Through the rest of the 1870s, Nasts Santa Claus was no longer the disciplinarian, but, instead, played a cat-and-mouse game with children in which he tried not to be seen and they tried to catch him in the act of delivering presents. Again, the illustrations likely reflected the situation in Nasts home, where he loved to wrap presents and celebrate the season, but at a time when his children had become old enough to try to find the gifts and nab the gift-giver. In Santa Waiting for Children to Get to Sleep (1874), Santa is forced to delay on a rooftop because children in the house below are still awake. A related poem blames the late-night hours of the family on the use of gas lighting in homes.
As Nasts own children entered and left their teen years, knowing that Santa was really their father, the artists illustrations finally showed direct communication and interaction between Santa Claus and the pictured children. In a postdated January 1879 issue, a girl drops a letter to Santa in a mailbox (the first time the artist depicted a letter from a child to Santa), and in December 1884, Santa and a girl are able to speak with each other by using a relatively new invention, the telephone. In the January 1879 issue, another Nast cartoon portrays Santa Claus in the midst of a group of gleeful children who he embraces affectionately. Santa is now recognized as part of the family, whose shared love is the greatest gift. Nasts Santa makes his last featured appearance in Harpers Weekly in 1885 when the jolly old (man-size) elf offers himself as a present. Nasts last two Christmas illustrations in Harpers Weekly appeared in December 1886, when he resigned from the newspaper, but his impact on the popular image of Santa Claus continued and remains potent to this day.
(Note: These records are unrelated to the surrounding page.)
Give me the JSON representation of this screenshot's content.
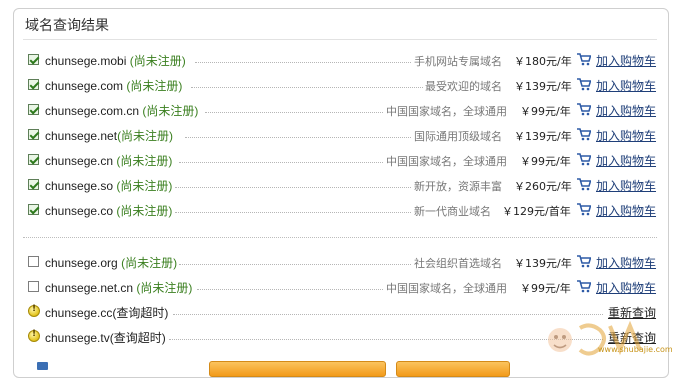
{
  "panel": {
    "title": "域名查询结果"
  },
  "registered_rows": [
    {
      "domain": "chunsege.mobi",
      "status": "(尚未注册)",
      "desc": "手机网站专属域名",
      "price": "￥180元/年",
      "action": "加入购物车",
      "checked": true
    },
    {
      "domain": "chunsege.com",
      "status": "(尚未注册)",
      "desc": "最受欢迎的域名",
      "price": "￥139元/年",
      "action": "加入购物车",
      "checked": true
    },
    {
      "domain": "chunsege.com.cn",
      "status": "(尚未注册)",
      "desc": "中国国家域名，全球通用",
      "price": "￥99元/年",
      "action": "加入购物车",
      "checked": true
    },
    {
      "domain": "chunsege.net",
      "status": "(尚未注册)",
      "desc": "国际通用顶级域名",
      "price": "￥139元/年",
      "action": "加入购物车",
      "checked": true
    },
    {
      "domain": "chunsege.cn",
      "status": "(尚未注册)",
      "desc": "中国国家域名，全球通用",
      "price": "￥99元/年",
      "action": "加入购物车",
      "checked": true
    },
    {
      "domain": "chunsege.so",
      "status": "(尚未注册)",
      "desc": "新开放，资源丰富",
      "price": "￥260元/年",
      "action": "加入购物车",
      "checked": true
    },
    {
      "domain": "chunsege.co",
      "status": "(尚未注册)",
      "desc": "新一代商业域名",
      "price": "￥129元/首年",
      "action": "加入购物车",
      "checked": true
    }
  ],
  "other_rows": [
    {
      "domain": "chunsege.org",
      "status": "(尚未注册)",
      "desc": "社会组织首选域名",
      "price": "￥139元/年",
      "action": "加入购物车",
      "checked": false
    },
    {
      "domain": "chunsege.net.cn",
      "status": "(尚未注册)",
      "desc": "中国国家域名，全球通用",
      "price": "￥99元/年",
      "action": "加入购物车",
      "checked": false
    }
  ],
  "timeout_rows": [
    {
      "domain": "chunsege.cc",
      "status": "(查询超时)",
      "action": "重新查询"
    },
    {
      "domain": "chunsege.tv",
      "status": "(查询超时)",
      "action": "重新查询"
    }
  ],
  "watermark": {
    "text": "www.shubajie.com"
  },
  "colors": {
    "available": "#3a7f1f",
    "link": "#1f3f79",
    "button": "#f29a1a"
  },
  "icons": {
    "cart": "shopping-cart-icon",
    "checked": "checkbox-checked-icon",
    "warning": "warning-icon"
  }
}
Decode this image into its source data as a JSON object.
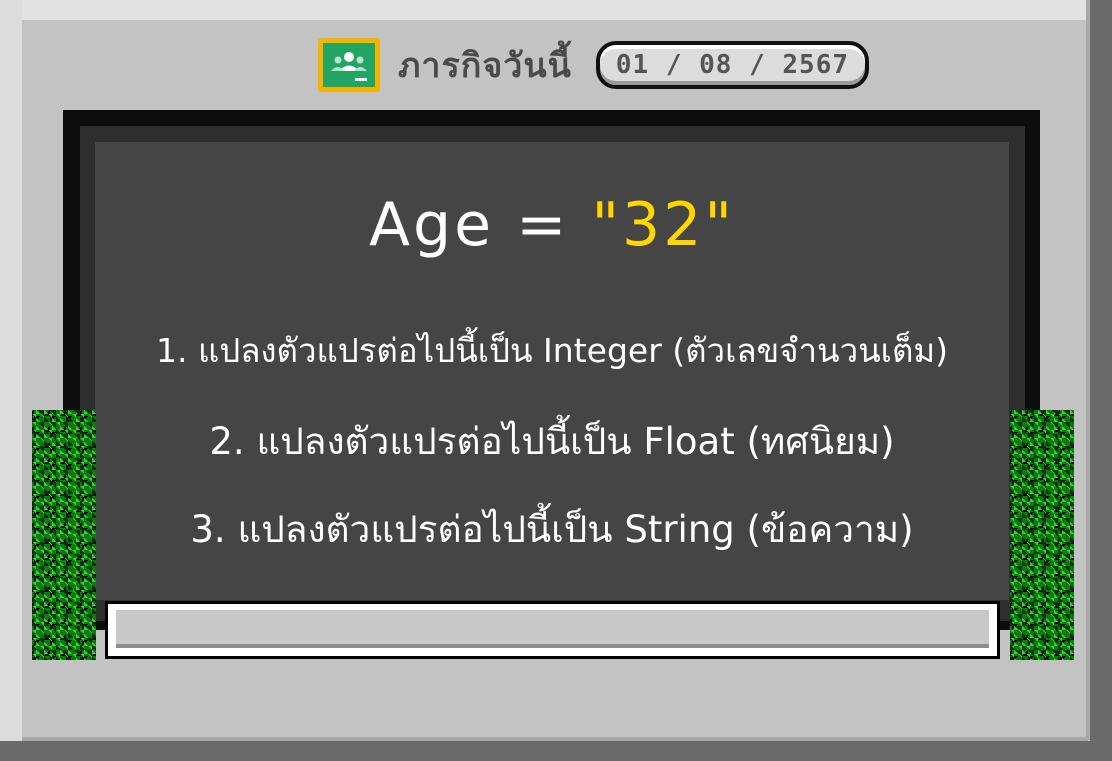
{
  "header": {
    "icon": "google-classroom-icon",
    "title": "ภารกิจวันนี้",
    "date": "01 / 08 / 2567"
  },
  "board": {
    "variable": "Age = ",
    "value": "\"32\"",
    "tasks": [
      "1. แปลงตัวแปรต่อไปนี้เป็น Integer (ตัวเลขจำนวนเต็ม)",
      "2. แปลงตัวแปรต่อไปนี้เป็น Float (ทศนิยม)",
      "3. แปลงตัวแปรต่อไปนี้เป็น String (ข้อความ)"
    ]
  },
  "colors": {
    "background": "#c3c3c3",
    "board": "#454545",
    "accent": "#ffd600",
    "classroom_yellow": "#f4b400",
    "classroom_green": "#21a464"
  }
}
When Clement Clarke Moore wrote his immortal poem, A Visit from St. Nicholas which described Santa Claus in such a vivid way and gave lively names to his reindeer, he inspired the famous Harpers Weekly cartoonist, Thomas Nast.
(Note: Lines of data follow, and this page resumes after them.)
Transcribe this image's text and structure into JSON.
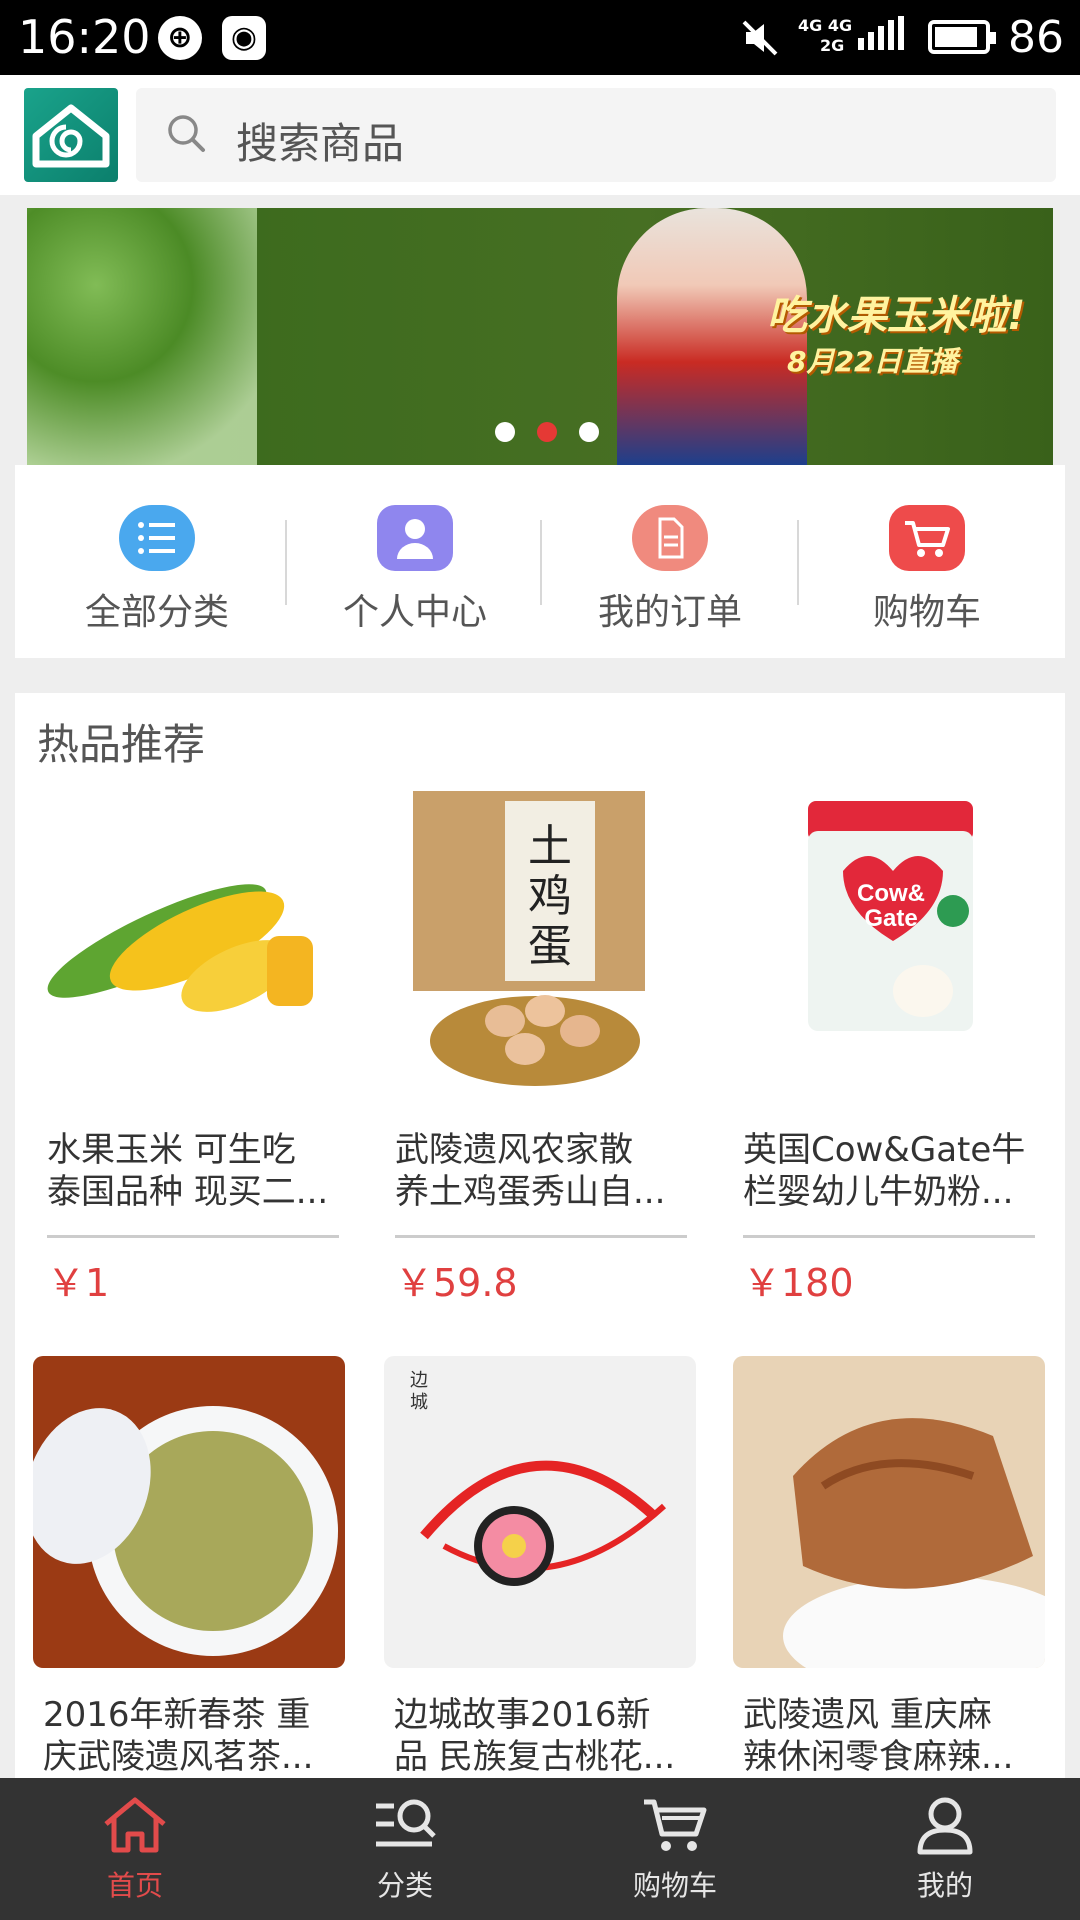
{
  "status_bar": {
    "time": "16:20",
    "network_top": "4G 4G",
    "network_bottom": "2G",
    "battery_percent": "86"
  },
  "header": {
    "search_placeholder": "搜索商品"
  },
  "banner": {
    "headline": "吃水果玉米啦!",
    "subline": "8月22日直播",
    "slide_count": 3,
    "active_slide": 2
  },
  "quick_nav": [
    {
      "label": "全部分类",
      "icon": "list-icon",
      "color": "#4aa8ee"
    },
    {
      "label": "个人中心",
      "icon": "person-icon",
      "color": "#8f86ee"
    },
    {
      "label": "我的订单",
      "icon": "document-icon",
      "color": "#f08a7e"
    },
    {
      "label": "购物车",
      "icon": "cart-icon",
      "color": "#ee4b4b"
    }
  ],
  "hot": {
    "title": "热品推荐",
    "products": [
      {
        "line1": "水果玉米 可生吃",
        "line2": "泰国品种 现买二...",
        "price": "￥1",
        "image": "corn-image"
      },
      {
        "line1": "武陵遗风农家散",
        "line2": "养土鸡蛋秀山自...",
        "price": "￥59.8",
        "image": "egg-box-image"
      },
      {
        "line1": "英国Cow&Gate牛",
        "line2": "栏婴幼儿牛奶粉...",
        "price": "￥180",
        "image": "milk-powder-image"
      },
      {
        "line1": "2016年新春茶 重",
        "line2": "庆武陵遗风茗茶...",
        "price": "",
        "image": "tea-cup-image"
      },
      {
        "line1": "边城故事2016新",
        "line2": "品 民族复古桃花...",
        "price": "",
        "image": "bracelet-image"
      },
      {
        "line1": "武陵遗风 重庆麻",
        "line2": "辣休闲零食麻辣...",
        "price": "",
        "image": "spicy-snack-image"
      }
    ]
  },
  "tabbar": {
    "items": [
      {
        "label": "首页",
        "icon": "home-icon",
        "active": true
      },
      {
        "label": "分类",
        "icon": "category-search-icon",
        "active": false
      },
      {
        "label": "购物车",
        "icon": "cart-icon",
        "active": false
      },
      {
        "label": "我的",
        "icon": "user-icon",
        "active": false
      }
    ]
  },
  "colors": {
    "accent_red": "#e24b4b",
    "price_red": "#e04040",
    "logo_green": "#1aa38b",
    "tabbar_bg": "#333333"
  }
}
Until Nast picked up his pen, Americas images of Santa Claus were many. No one characterization really stuck to him. Some thought of him as a man in buckskin, a throwback to the pioneer days. Others saw him as the mitred bishop from the Old World. Still others saw him as a sprightly gent in Dutch garments, chewing on a long pipe.
Nasts pen-and-ink drawings gave Santa the universal image he enjoys today. . the plump. comfortable, loveable gent with the bag of toys on his back. He was still a bit of an elf, as the poem might suggest, but he soon would grow in size with the help from Madison Avenue.
The Harpers Weekly drawings featured in the 1860s included a cover picture of Santa dressed in Stars and Stripes, presenting gifts to the Union soldiers at camp. Another had him jumping from sleigh to chimney with a pipe clenched in his teeth. Often, his drawings included children nestled snugly in their beds as Santa made his rounds.
Abraham Lincoln was president at the time and asked Nast to create a Santa image for America.